Some Granite State residents defend President Trump's remarks
But others find them inappropriate or poke fun at them on social media
Was it “really disgusting” or “right on the mark”?
Those show the range of reactions in New Hampshire to President Donald Trump’s characterization of the state as a “drug-infested den” while speaking to Mexican President Enrique Peña Nieto in January.
Trump’s remarks came to light this week when The Washington Post published a transcript of the phone conversation between the two leaders. The state’s politicians – Republicans and Democrats – were quick to denounce those comments, but other Granite State residents also weighed in.
“I think we’re used to the President going over the top,” Grant Bosse, editorial page editor of the New Hampshire Union Leader newspaper in Manchester, told CNN. “If you’re a fan of the President, you don’t mind that he went over the top again in describing a very serious problem.”
The Union Leader is known for its conservative editorial stance, and Publisher Joseph McQuaid called Trump “a liar, a bully, a buffoon” in a September editorial endorsing Libertarian Gary Johnson in the 2016 election.
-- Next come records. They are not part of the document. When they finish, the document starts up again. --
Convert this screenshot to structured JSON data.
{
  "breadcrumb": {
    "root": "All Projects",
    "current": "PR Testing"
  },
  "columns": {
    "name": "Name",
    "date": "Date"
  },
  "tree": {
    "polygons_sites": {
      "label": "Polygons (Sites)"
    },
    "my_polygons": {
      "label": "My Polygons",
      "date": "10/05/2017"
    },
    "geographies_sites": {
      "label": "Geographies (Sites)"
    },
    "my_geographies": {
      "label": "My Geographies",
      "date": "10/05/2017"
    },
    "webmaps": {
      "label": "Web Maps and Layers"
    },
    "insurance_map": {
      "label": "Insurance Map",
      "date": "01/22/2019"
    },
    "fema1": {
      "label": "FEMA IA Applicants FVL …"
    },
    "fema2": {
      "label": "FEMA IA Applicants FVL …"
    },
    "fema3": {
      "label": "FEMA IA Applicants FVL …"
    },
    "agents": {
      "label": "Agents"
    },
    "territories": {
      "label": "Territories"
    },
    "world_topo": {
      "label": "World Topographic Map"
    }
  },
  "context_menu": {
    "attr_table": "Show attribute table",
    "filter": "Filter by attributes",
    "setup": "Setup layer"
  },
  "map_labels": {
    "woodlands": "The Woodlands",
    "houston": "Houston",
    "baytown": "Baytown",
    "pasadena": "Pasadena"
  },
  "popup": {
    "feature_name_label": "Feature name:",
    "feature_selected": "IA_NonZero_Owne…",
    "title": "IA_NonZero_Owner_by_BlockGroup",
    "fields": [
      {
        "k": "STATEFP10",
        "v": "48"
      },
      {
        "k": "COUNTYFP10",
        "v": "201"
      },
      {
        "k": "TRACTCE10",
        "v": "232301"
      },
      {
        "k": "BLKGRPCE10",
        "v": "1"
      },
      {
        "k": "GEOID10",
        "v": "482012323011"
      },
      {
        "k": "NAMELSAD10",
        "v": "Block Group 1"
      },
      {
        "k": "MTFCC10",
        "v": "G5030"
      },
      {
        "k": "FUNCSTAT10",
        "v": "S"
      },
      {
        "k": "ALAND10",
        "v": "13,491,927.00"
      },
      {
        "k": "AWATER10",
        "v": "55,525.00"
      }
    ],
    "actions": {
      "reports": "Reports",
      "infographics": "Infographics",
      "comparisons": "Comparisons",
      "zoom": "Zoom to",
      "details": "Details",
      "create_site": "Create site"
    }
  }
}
On Friday, however, the paper’s letters to the editor section was flooded with New Hampshire residents eager to defend Trump.
“Please count me as one Granite Stater who is not outraged at the President’s leaked ‘Den’ comments,” Pete Brigham wrote.
“Given the constant drumbeat of news recounting the extent of the drug scourge all across NH, and the other manifestations of the insidious impact illicit drug use has on everyday life here, I would say that the President is, in essence, right on the mark.”
A letter from Ralph Cataldo struck a similar tone.
“President Trump’s statement that New Hampshire is a drug-infested den is more truth than fantasy,” he said. “I have lived in Manchester for 30 years, and the city is plagued with addicts and panhandlers.”
But debate over Trump’s comments extended far beyond local newspapers.
“I’m horrified, it’s deplorable. He had no business saying that about New Hampshire,” said Mary Macdonald, a resident of Manchester in Southern New Hampshire.
“There aren’t words to say that a president of the United States would talk that way about a state,” she added.
“Will he apologize? No. But he owes it to us.”
Cayla Fernandes, a student at the University of New Hampshire, said her state has more to offer than drugs.
“I mean, how much time has he actually spent in New Hampshire? Because you’ll see New Hampshire is a lot more than that,” Fernandes said.
“I think there is more to New Hampshire than the drugs. You don’t know it until you live it. Just depends where you are at the time. We aren’t defined by our drugs.”
Many residents also took to social media to make light of the new label for their home state.
One tweet shows the New Hampshire license plate with the state motto of “Live Free or Die” replaced with “Drug-Infested Den.”
“Thanks Mr. President,” the user wrote. “I’ve updated our license plates and got rid of our old crappy motto that we all hated anyway.”
New Hampshire comedian Nick Lavallee tweeted an emoji-heavy message, saying, “Greetings from New Hampshire @realDonaldTrump we’re more of a HUG infested den!”
Other users posted photos of themselves enjoying the state’s mountainous landscapes – in contrast with the “drug-infested den” label.
Trump made the opioid epidemic a key issue while campaigning for the presidency in New Hampshire.
In 2015, New Hampshire recorded 397 deaths caused by opioids, according to the New Hampshire Department of Safety. In terms of the rate of all drug-related deaths, New Hampshire ranks second am